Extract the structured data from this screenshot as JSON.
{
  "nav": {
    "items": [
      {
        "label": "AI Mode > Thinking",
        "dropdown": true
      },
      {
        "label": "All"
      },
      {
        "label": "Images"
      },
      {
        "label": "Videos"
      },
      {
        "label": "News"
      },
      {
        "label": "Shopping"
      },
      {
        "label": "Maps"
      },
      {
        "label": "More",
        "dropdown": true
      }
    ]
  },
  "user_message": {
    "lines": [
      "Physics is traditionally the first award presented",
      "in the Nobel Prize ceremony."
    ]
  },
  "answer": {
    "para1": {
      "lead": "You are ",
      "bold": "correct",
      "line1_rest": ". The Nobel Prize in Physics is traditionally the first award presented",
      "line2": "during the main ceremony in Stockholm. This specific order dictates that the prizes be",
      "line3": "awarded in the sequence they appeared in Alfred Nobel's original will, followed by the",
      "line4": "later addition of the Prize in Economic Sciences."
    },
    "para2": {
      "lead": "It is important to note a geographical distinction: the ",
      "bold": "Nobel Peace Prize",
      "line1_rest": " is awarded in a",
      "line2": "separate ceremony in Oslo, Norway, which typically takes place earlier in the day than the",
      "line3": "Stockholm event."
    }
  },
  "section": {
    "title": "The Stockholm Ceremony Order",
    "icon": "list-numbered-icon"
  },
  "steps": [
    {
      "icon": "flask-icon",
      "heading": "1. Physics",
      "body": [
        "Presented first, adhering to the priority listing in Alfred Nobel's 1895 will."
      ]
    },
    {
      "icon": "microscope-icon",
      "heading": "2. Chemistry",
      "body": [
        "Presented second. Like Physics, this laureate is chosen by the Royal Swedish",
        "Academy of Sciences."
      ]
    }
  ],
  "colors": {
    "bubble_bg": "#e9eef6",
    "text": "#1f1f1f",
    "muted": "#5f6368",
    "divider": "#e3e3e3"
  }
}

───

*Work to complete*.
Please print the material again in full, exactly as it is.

*Result*.
Extract the structured data from this screenshot as JSON.
{
  "nav": {
    "items": [
      {
        "label": "AI Mode > Thinking",
        "dropdown": true
      },
      {
        "label": "All"
      },
      {
        "label": "Images"
      },
      {
        "label": "Videos"
      },
      {
        "label": "News"
      },
      {
        "label": "Shopping"
      },
      {
        "label": "Maps"
      },
      {
        "label": "More",
        "dropdown": true
      }
    ]
  },
  "user_message": {
    "lines": [
      "Physics is traditionally the first award presented",
      "in the Nobel Prize ceremony."
    ]
  },
  "answer": {
    "para1": {
      "lead": "You are ",
      "bold": "correct",
      "line1_rest": ". The Nobel Prize in Physics is traditionally the first award presented",
      "line2": "during the main ceremony in Stockholm. This specific order dictates that the prizes be",
      "line3": "awarded in the sequence they appeared in Alfred Nobel's original will, followed by the",
      "line4": "later addition of the Prize in Economic Sciences."
    },
    "para2": {
      "lead": "It is important to note a geographical distinction: the ",
      "bold": "Nobel Peace Prize",
      "line1_rest": " is awarded in a",
      "line2": "separate ceremony in Oslo, Norway, which typically takes place earlier in the day than the",
      "line3": "Stockholm event."
    }
  },
  "section": {
    "title": "The Stockholm Ceremony Order",
    "icon": "list-numbered-icon"
  },
  "steps": [
    {
      "icon": "flask-icon",
      "heading": "1. Physics",
      "body": [
        "Presented first, adhering to the priority listing in Alfred Nobel's 1895 will."
      ]
    },
    {
      "icon": "microscope-icon",
      "heading": "2. Chemistry",
      "body": [
        "Presented second. Like Physics, this laureate is chosen by the Royal Swedish",
        "Academy of Sciences."
      ]
    }
  ],
  "colors": {
    "bubble_bg": "#e9eef6",
    "text": "#1f1f1f",
    "muted": "#5f6368",
    "divider": "#e3e3e3"
  }
}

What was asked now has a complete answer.